What the exercise asks:
Search the records for the string "interface", then copy each line where it appears.

Task input below:

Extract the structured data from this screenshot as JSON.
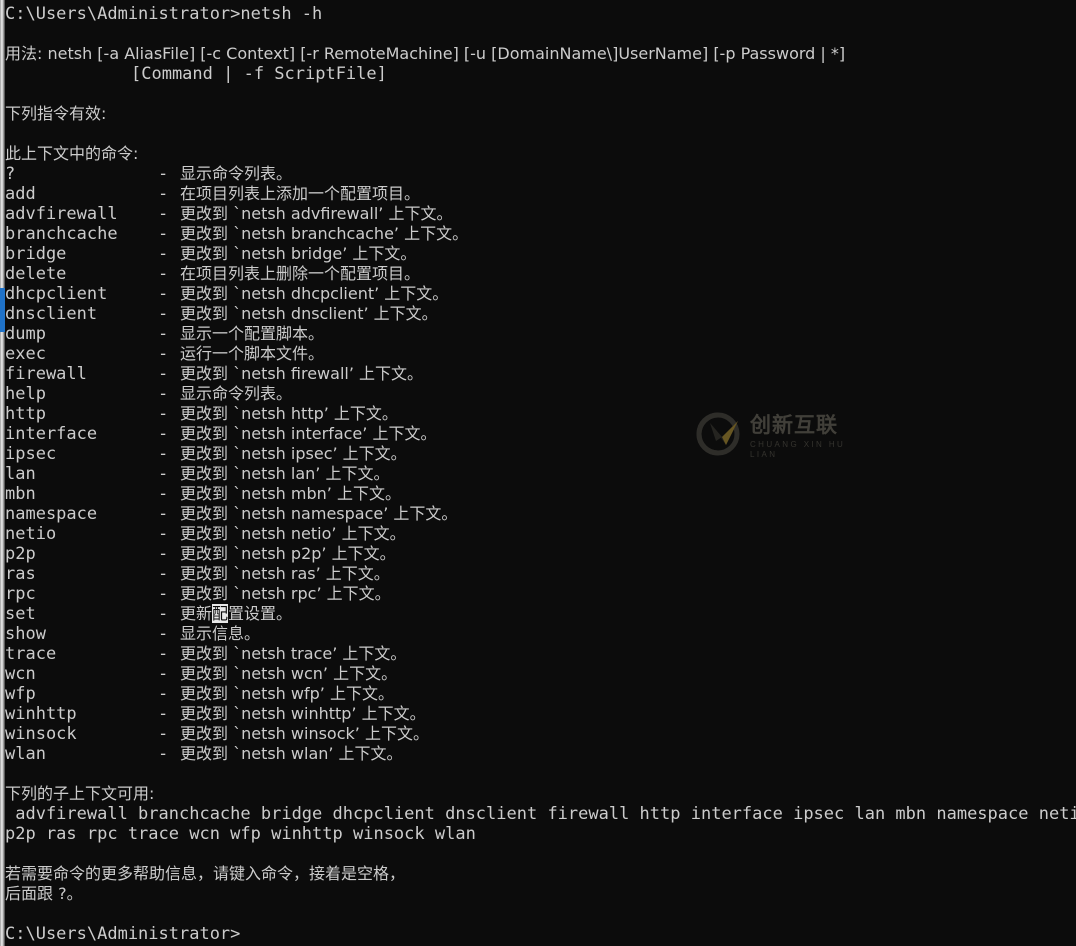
{
  "window": {
    "type": "windows-command-prompt",
    "background_color": "#0c0c0c",
    "text_color": "#cccccc",
    "scrollbar_thumb_color": "#1f72c8"
  },
  "prompt_line": "C:\\Users\\Administrator>netsh -h",
  "usage": {
    "line1": "用法: netsh [-a AliasFile] [-c Context] [-r RemoteMachine] [-u [DomainName\\]UserName] [-p Password | *]",
    "line2": "[Command | -f ScriptFile]"
  },
  "headings": {
    "valid_commands": "下列指令有效:",
    "commands_in_context": "此上下文中的命令:",
    "subcontexts_available": "下列的子上下文可用:"
  },
  "commands": [
    {
      "name": "?",
      "dash": "-",
      "desc": "显示命令列表。"
    },
    {
      "name": "add",
      "dash": "-",
      "desc": "在项目列表上添加一个配置项目。"
    },
    {
      "name": "advfirewall",
      "dash": "-",
      "desc": "更改到 `netsh advfirewall’ 上下文。"
    },
    {
      "name": "branchcache",
      "dash": "-",
      "desc": "更改到 `netsh branchcache’ 上下文。"
    },
    {
      "name": "bridge",
      "dash": "-",
      "desc": "更改到 `netsh bridge’ 上下文。"
    },
    {
      "name": "delete",
      "dash": "-",
      "desc": "在项目列表上删除一个配置项目。"
    },
    {
      "name": "dhcpclient",
      "dash": "-",
      "desc": "更改到 `netsh dhcpclient’ 上下文。"
    },
    {
      "name": "dnsclient",
      "dash": "-",
      "desc": "更改到 `netsh dnsclient’ 上下文。"
    },
    {
      "name": "dump",
      "dash": "-",
      "desc": "显示一个配置脚本。"
    },
    {
      "name": "exec",
      "dash": "-",
      "desc": "运行一个脚本文件。"
    },
    {
      "name": "firewall",
      "dash": "-",
      "desc": "更改到 `netsh firewall’ 上下文。"
    },
    {
      "name": "help",
      "dash": "-",
      "desc": "显示命令列表。"
    },
    {
      "name": "http",
      "dash": "-",
      "desc": "更改到 `netsh http’ 上下文。"
    },
    {
      "name": "interface",
      "dash": "-",
      "desc": "更改到 `netsh interface’ 上下文。"
    },
    {
      "name": "ipsec",
      "dash": "-",
      "desc": "更改到 `netsh ipsec’ 上下文。"
    },
    {
      "name": "lan",
      "dash": "-",
      "desc": "更改到 `netsh lan’ 上下文。"
    },
    {
      "name": "mbn",
      "dash": "-",
      "desc": "更改到 `netsh mbn’ 上下文。"
    },
    {
      "name": "namespace",
      "dash": "-",
      "desc": "更改到 `netsh namespace’ 上下文。"
    },
    {
      "name": "netio",
      "dash": "-",
      "desc": "更改到 `netsh netio’ 上下文。"
    },
    {
      "name": "p2p",
      "dash": "-",
      "desc": "更改到 `netsh p2p’ 上下文。"
    },
    {
      "name": "ras",
      "dash": "-",
      "desc": "更改到 `netsh ras’ 上下文。"
    },
    {
      "name": "rpc",
      "dash": "-",
      "desc": "更改到 `netsh rpc’ 上下文。"
    },
    {
      "name": "set",
      "dash": "-",
      "desc": "更新配置设置。",
      "selection": {
        "before": "更新",
        "selected": "配",
        "after": "置设置。"
      }
    },
    {
      "name": "show",
      "dash": "-",
      "desc": "显示信息。"
    },
    {
      "name": "trace",
      "dash": "-",
      "desc": "更改到 `netsh trace’ 上下文。"
    },
    {
      "name": "wcn",
      "dash": "-",
      "desc": "更改到 `netsh wcn’ 上下文。"
    },
    {
      "name": "wfp",
      "dash": "-",
      "desc": "更改到 `netsh wfp’ 上下文。"
    },
    {
      "name": "winhttp",
      "dash": "-",
      "desc": "更改到 `netsh winhttp’ 上下文。"
    },
    {
      "name": "winsock",
      "dash": "-",
      "desc": "更改到 `netsh winsock’ 上下文。"
    },
    {
      "name": "wlan",
      "dash": "-",
      "desc": "更改到 `netsh wlan’ 上下文。"
    }
  ],
  "subcontexts": {
    "line1": " advfirewall branchcache bridge dhcpclient dnsclient firewall http interface ipsec lan mbn namespace netio",
    "line2": "p2p ras rpc trace wcn wfp winhttp winsock wlan"
  },
  "footer": {
    "line1": "若需要命令的更多帮助信息，请键入命令，接着是空格，",
    "line2": "后面跟 ?。"
  },
  "final_prompt": "C:\\Users\\Administrator>",
  "watermark": {
    "title": "创新互联",
    "subtitle": "CHUANG XIN HU LIAN",
    "logo_glyph": "CX",
    "text_color": "#6d6a5e",
    "accent_color": "#b39334"
  }
}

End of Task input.

Expected answer:
      "name": "interface",
      "desc": "更改到 `netsh interface’ 上下文。"
    "line1": " advfirewall branchcache bridge dhcpclient dnsclient firewall http interface ipsec lan mbn namespace netio",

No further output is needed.